— BRIEF —
Lines that include the string "States" are the ones to copy from the entries below.

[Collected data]
══════════

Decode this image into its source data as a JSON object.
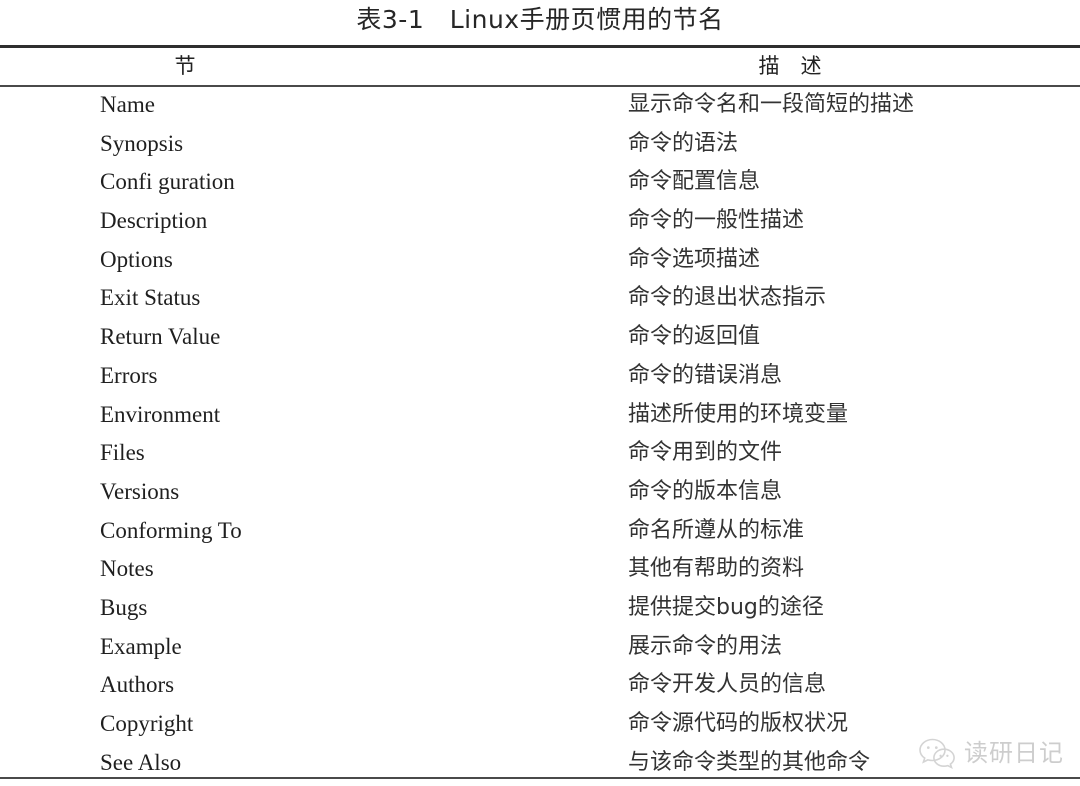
{
  "caption": "表3-1　Linux手册页惯用的节名",
  "table": {
    "headers": {
      "section": "节",
      "description": "描　述"
    },
    "rows": [
      {
        "section": "Name",
        "description": "显示命令名和一段简短的描述"
      },
      {
        "section": "Synopsis",
        "description": "命令的语法"
      },
      {
        "section": "Confi guration",
        "description": "命令配置信息"
      },
      {
        "section": "Description",
        "description": "命令的一般性描述"
      },
      {
        "section": "Options",
        "description": "命令选项描述"
      },
      {
        "section": "Exit Status",
        "description": "命令的退出状态指示"
      },
      {
        "section": "Return Value",
        "description": "命令的返回值"
      },
      {
        "section": "Errors",
        "description": "命令的错误消息"
      },
      {
        "section": "Environment",
        "description": "描述所使用的环境变量"
      },
      {
        "section": "Files",
        "description": "命令用到的文件"
      },
      {
        "section": "Versions",
        "description": "命令的版本信息"
      },
      {
        "section": "Conforming To",
        "description": "命名所遵从的标准"
      },
      {
        "section": "Notes",
        "description": "其他有帮助的资料"
      },
      {
        "section": "Bugs",
        "description": "提供提交bug的途径"
      },
      {
        "section": "Example",
        "description": "展示命令的用法"
      },
      {
        "section": "Authors",
        "description": "命令开发人员的信息"
      },
      {
        "section": "Copyright",
        "description": "命令源代码的版权状况"
      },
      {
        "section": "See Also",
        "description": "与该命令类型的其他命令"
      }
    ]
  },
  "watermark": {
    "icon": "wechat-bubble-icon",
    "text": "读研日记",
    "color": "#8a8a8a"
  },
  "colors": {
    "background": "#ffffff",
    "text": "#1f1f1f",
    "rule": "#3a3a3a"
  }
}
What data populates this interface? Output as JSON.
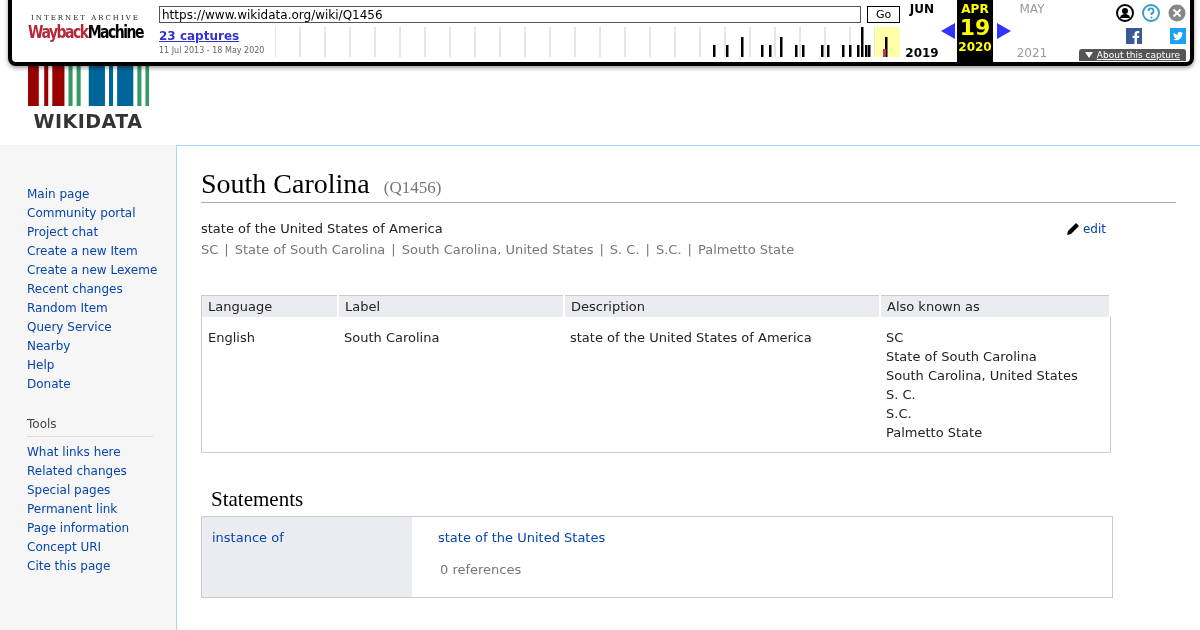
{
  "wayback": {
    "brand_top": "INTERNET ARCHIVE",
    "brand_red": "Wayback",
    "brand_black": "Machine",
    "url": "https://www.wikidata.org/wiki/Q1456",
    "go": "Go",
    "captures": "23 captures",
    "range": "11 Jul 2013 - 18 May 2020",
    "months": [
      {
        "month": "JUN",
        "year": "2019",
        "selected": false,
        "disabled": false
      },
      {
        "month": "APR",
        "day": "19",
        "year": "2020",
        "selected": true,
        "disabled": false
      },
      {
        "month": "MAY",
        "year": "2021",
        "selected": false,
        "disabled": true
      }
    ],
    "about": "About this capture"
  },
  "logo": {
    "text": "WIKIDATA"
  },
  "sidebar": {
    "navigation": [
      "Main page",
      "Community portal",
      "Project chat",
      "Create a new Item",
      "Create a new Lexeme",
      "Recent changes",
      "Random Item",
      "Query Service",
      "Nearby",
      "Help",
      "Donate"
    ],
    "tools_heading": "Tools",
    "tools": [
      "What links here",
      "Related changes",
      "Special pages",
      "Permanent link",
      "Page information",
      "Concept URI",
      "Cite this page"
    ]
  },
  "item": {
    "label": "South Carolina",
    "id": "(Q1456)",
    "description": "state of the United States of America",
    "aliases": [
      "SC",
      "State of South Carolina",
      "South Carolina, United States",
      "S. C.",
      "S.C.",
      "Palmetto State"
    ],
    "separator": "|",
    "edit": "edit"
  },
  "terms_table": {
    "columns": [
      "Language",
      "Label",
      "Description",
      "Also known as"
    ],
    "rows": [
      {
        "language": "English",
        "label": "South Carolina",
        "description": "state of the United States of America",
        "aliases": [
          "SC",
          "State of South Carolina",
          "South Carolina, United States",
          "S. C.",
          "S.C.",
          "Palmetto State"
        ]
      }
    ]
  },
  "statements": {
    "heading": "Statements",
    "groups": [
      {
        "property": "instance of",
        "value": "state of the United States",
        "references": "0 references"
      }
    ]
  }
}
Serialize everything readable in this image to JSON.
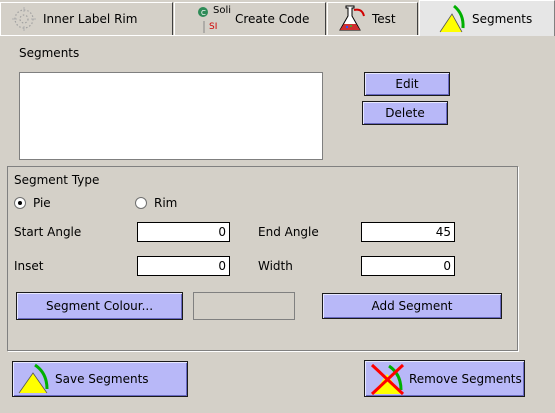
{
  "tabs": [
    {
      "label": "Inner Label Rim",
      "icon": "dotted-rim-icon",
      "selected": false
    },
    {
      "label": "Create Code",
      "icon": "create-code-icon",
      "icon_text": "Soli",
      "selected": false
    },
    {
      "label": "Test",
      "icon": "flask-icon",
      "selected": false
    },
    {
      "label": "Segments",
      "icon": "segment-icon",
      "selected": true
    }
  ],
  "segments": {
    "label": "Segments",
    "items": [],
    "edit_label": "Edit",
    "delete_label": "Delete"
  },
  "segment_type": {
    "title": "Segment Type",
    "options": [
      {
        "label": "Pie",
        "checked": true
      },
      {
        "label": "Rim",
        "checked": false
      }
    ],
    "start_angle_label": "Start Angle",
    "start_angle_value": "0",
    "end_angle_label": "End Angle",
    "end_angle_value": "45",
    "inset_label": "Inset",
    "inset_value": "0",
    "width_label": "Width",
    "width_value": "0",
    "colour_button_label": "Segment Colour...",
    "add_button_label": "Add Segment"
  },
  "footer": {
    "save_label": "Save Segments",
    "remove_label": "Remove Segments"
  },
  "colors": {
    "button_fill": "#b8b8f8",
    "background": "#d4d0c8",
    "segment_yellow": "#ffff00",
    "segment_green": "#00cc00",
    "remove_red": "#ff0000"
  }
}
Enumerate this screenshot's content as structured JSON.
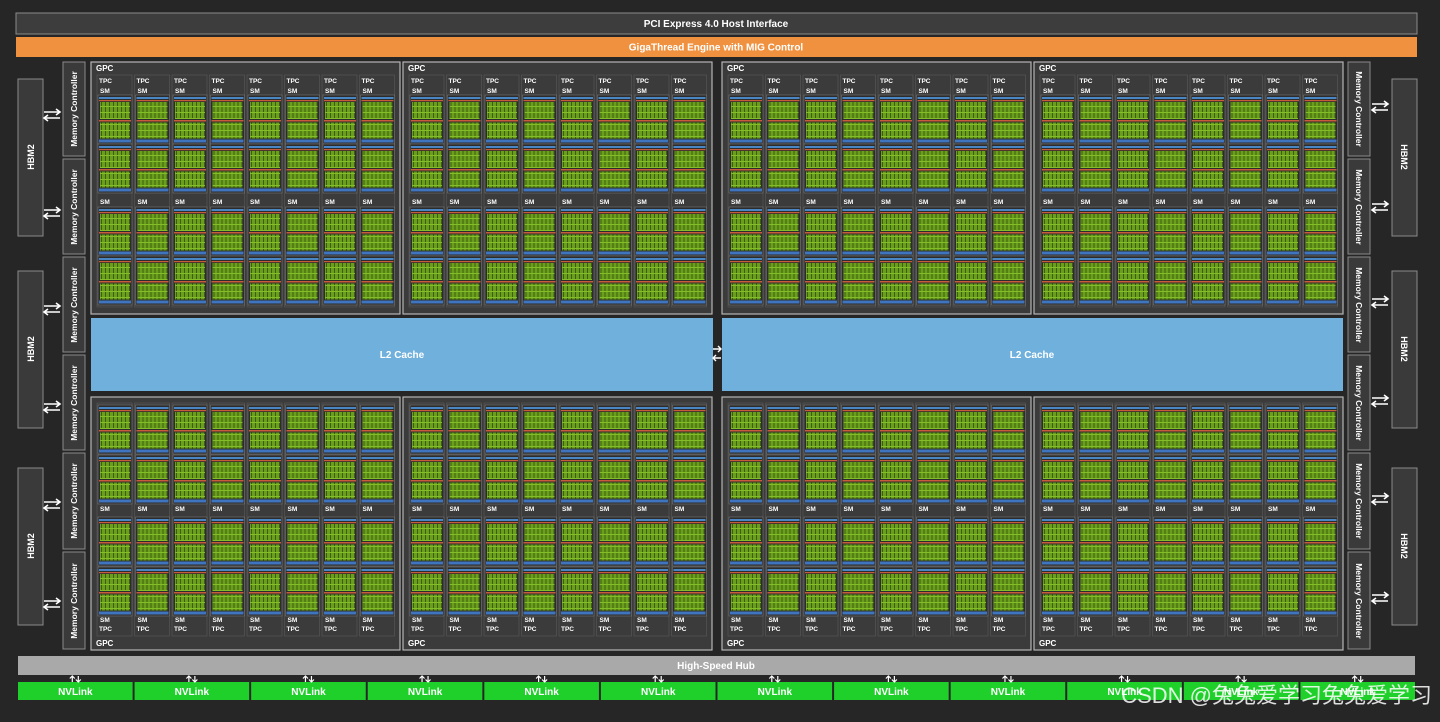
{
  "header": {
    "pcie_label": "PCI Express 4.0 Host Interface",
    "gigathread_label": "GigaThread Engine with MIG Control"
  },
  "hbm_label": "HBM2",
  "memory_controller_label": "Memory Controller",
  "gpc_label": "GPC",
  "tpc_label": "TPC",
  "sm_label": "SM",
  "l2_cache_label": "L2 Cache",
  "hub_label": "High-Speed Hub",
  "nvlink_label": "NVLink",
  "nvlink_count": 12,
  "watermark": "CSDN @兔兔爱学习兔兔爱学习",
  "colors": {
    "chip_background": "#262626",
    "pcie_bar": "#3d3d3d",
    "gigathread_bar": "#f0913f",
    "gpc_fill": "#3b3b3b",
    "sm_core_green": "#6a9f1b",
    "l2_cache": "#6fb0dc",
    "hub": "#a9a9a9",
    "nvlink": "#1fd02b"
  }
}
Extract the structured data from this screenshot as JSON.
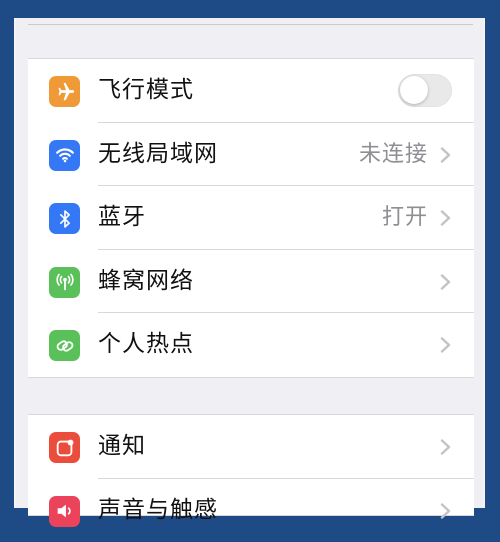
{
  "settings": {
    "group1": [
      {
        "label": "飞行模式",
        "value": "",
        "icon": "airplane-icon",
        "color": "#f09a37",
        "control": "toggle",
        "toggle_on": false
      },
      {
        "label": "无线局域网",
        "value": "未连接",
        "icon": "wifi-icon",
        "color": "#3478f6",
        "control": "chevron"
      },
      {
        "label": "蓝牙",
        "value": "打开",
        "icon": "bluetooth-icon",
        "color": "#3478f6",
        "control": "chevron"
      },
      {
        "label": "蜂窝网络",
        "value": "",
        "icon": "cellular-icon",
        "color": "#5ac05a",
        "control": "chevron"
      },
      {
        "label": "个人热点",
        "value": "",
        "icon": "hotspot-icon",
        "color": "#5ac05a",
        "control": "chevron"
      }
    ],
    "group2": [
      {
        "label": "通知",
        "value": "",
        "icon": "notifications-icon",
        "color": "#eb4d3d",
        "control": "chevron"
      },
      {
        "label": "声音与触感",
        "value": "",
        "icon": "sounds-icon",
        "color": "#eb445a",
        "control": "chevron"
      }
    ]
  }
}
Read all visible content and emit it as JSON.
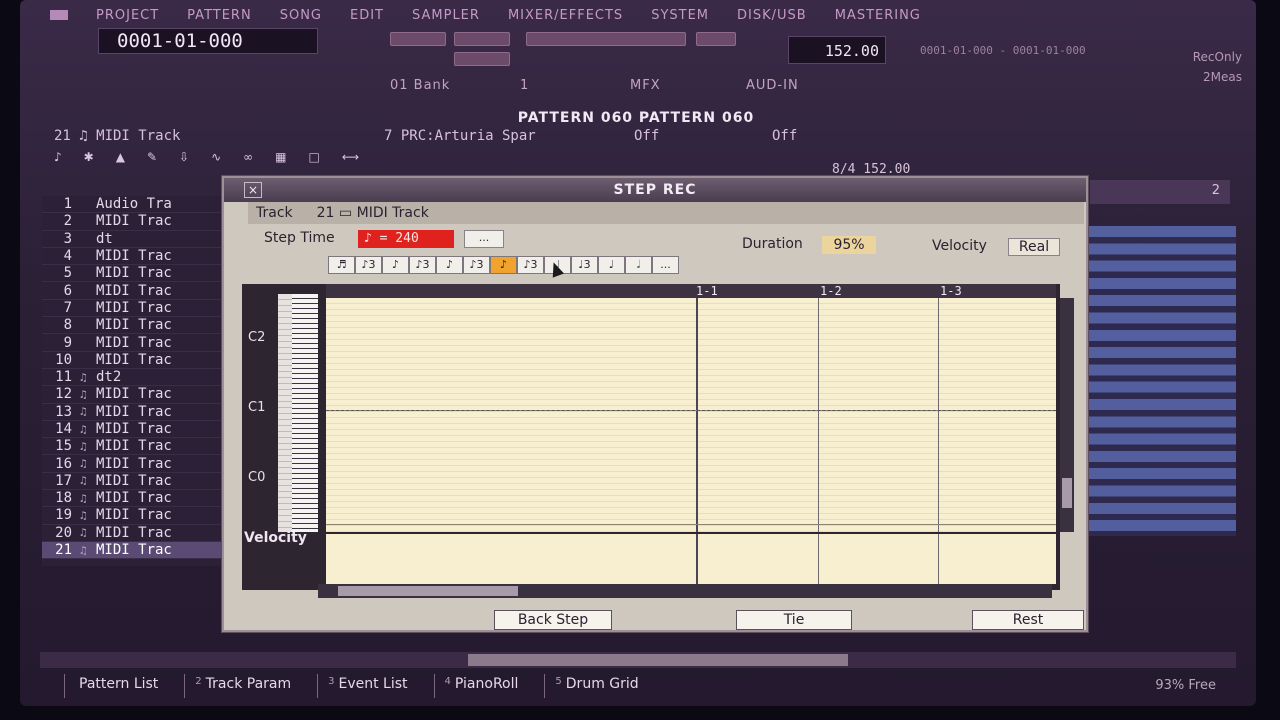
{
  "menu": [
    "PROJECT",
    "PATTERN",
    "SONG",
    "EDIT",
    "SAMPLER",
    "MIXER/EFFECTS",
    "SYSTEM",
    "DISK/USB",
    "MASTERING"
  ],
  "transport": {
    "position": "0001-01-000",
    "tempo": "152.00",
    "position_range": "0001-01-000 - 0001-01-000",
    "rec_mode": "RecOnly",
    "meas": "2Meas"
  },
  "toolbar2": {
    "bank": "01 Bank",
    "bank_num": "1",
    "mfx": "MFX",
    "audio_in": "AUD-IN"
  },
  "pattern_header": "PATTERN 060 PATTERN 060",
  "track_info": {
    "track": "21 ♫ MIDI Track",
    "program": "7 PRC:Arturia Spar",
    "off1": "Off",
    "off2": "Off"
  },
  "meter": "8/4 152.00",
  "pattern_grid_label": "2",
  "tracks": [
    {
      "num": "1",
      "icon": "",
      "name": "Audio Tra"
    },
    {
      "num": "2",
      "icon": "",
      "name": "MIDI Trac"
    },
    {
      "num": "3",
      "icon": "",
      "name": "dt"
    },
    {
      "num": "4",
      "icon": "",
      "name": "MIDI Trac"
    },
    {
      "num": "5",
      "icon": "",
      "name": "MIDI Trac"
    },
    {
      "num": "6",
      "icon": "",
      "name": "MIDI Trac"
    },
    {
      "num": "7",
      "icon": "",
      "name": "MIDI Trac"
    },
    {
      "num": "8",
      "icon": "",
      "name": "MIDI Trac"
    },
    {
      "num": "9",
      "icon": "",
      "name": "MIDI Trac"
    },
    {
      "num": "10",
      "icon": "",
      "name": "MIDI Trac"
    },
    {
      "num": "11",
      "icon": "♫",
      "name": "dt2"
    },
    {
      "num": "12",
      "icon": "♫",
      "name": "MIDI Trac"
    },
    {
      "num": "13",
      "icon": "♫",
      "name": "MIDI Trac"
    },
    {
      "num": "14",
      "icon": "♫",
      "name": "MIDI Trac"
    },
    {
      "num": "15",
      "icon": "♫",
      "name": "MIDI Trac"
    },
    {
      "num": "16",
      "icon": "♫",
      "name": "MIDI Trac"
    },
    {
      "num": "17",
      "icon": "♫",
      "name": "MIDI Trac"
    },
    {
      "num": "18",
      "icon": "♫",
      "name": "MIDI Trac"
    },
    {
      "num": "19",
      "icon": "♫",
      "name": "MIDI Trac"
    },
    {
      "num": "20",
      "icon": "♫",
      "name": "MIDI Trac"
    },
    {
      "num": "21",
      "icon": "♫",
      "name": "MIDI Trac",
      "selected": true
    }
  ],
  "dialog": {
    "title": "STEP REC",
    "close": "×",
    "track_label": "Track",
    "track_num": "21",
    "track_name": "MIDI Track",
    "step_time_label": "Step Time",
    "step_time_value": "♪ = 240",
    "dots": "...",
    "duration_label": "Duration",
    "duration_value": "95%",
    "velocity_label": "Velocity",
    "velocity_value": "Real",
    "note_buttons": [
      "♬",
      "♪3",
      "♪",
      "♪3",
      "♪",
      "♪3",
      "♪",
      "♪3",
      "♩",
      "♩3",
      "♩",
      "𝅗𝅥",
      "..."
    ],
    "active_note_index": 6,
    "octaves": [
      "C2",
      "C1",
      "C0"
    ],
    "beats": [
      "1-1",
      "1-2",
      "1-3"
    ],
    "velocity_lane_label": "Velocity",
    "back_step": "Back Step",
    "tie": "Tie",
    "rest": "Rest"
  },
  "tabs": [
    {
      "num": "",
      "label": "Pattern List"
    },
    {
      "num": "2",
      "label": "Track Param"
    },
    {
      "num": "3",
      "label": "Event List"
    },
    {
      "num": "4",
      "label": "PianoRoll"
    },
    {
      "num": "5",
      "label": "Drum Grid"
    }
  ],
  "free_space": "93% Free"
}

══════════

— ANSWER BOX —
    "description": "state of the United States of America",
      "South Carolina, United States",
        "description": "state of the United States of America",
          "South Carolina, United States",
        "value": "state of the United States",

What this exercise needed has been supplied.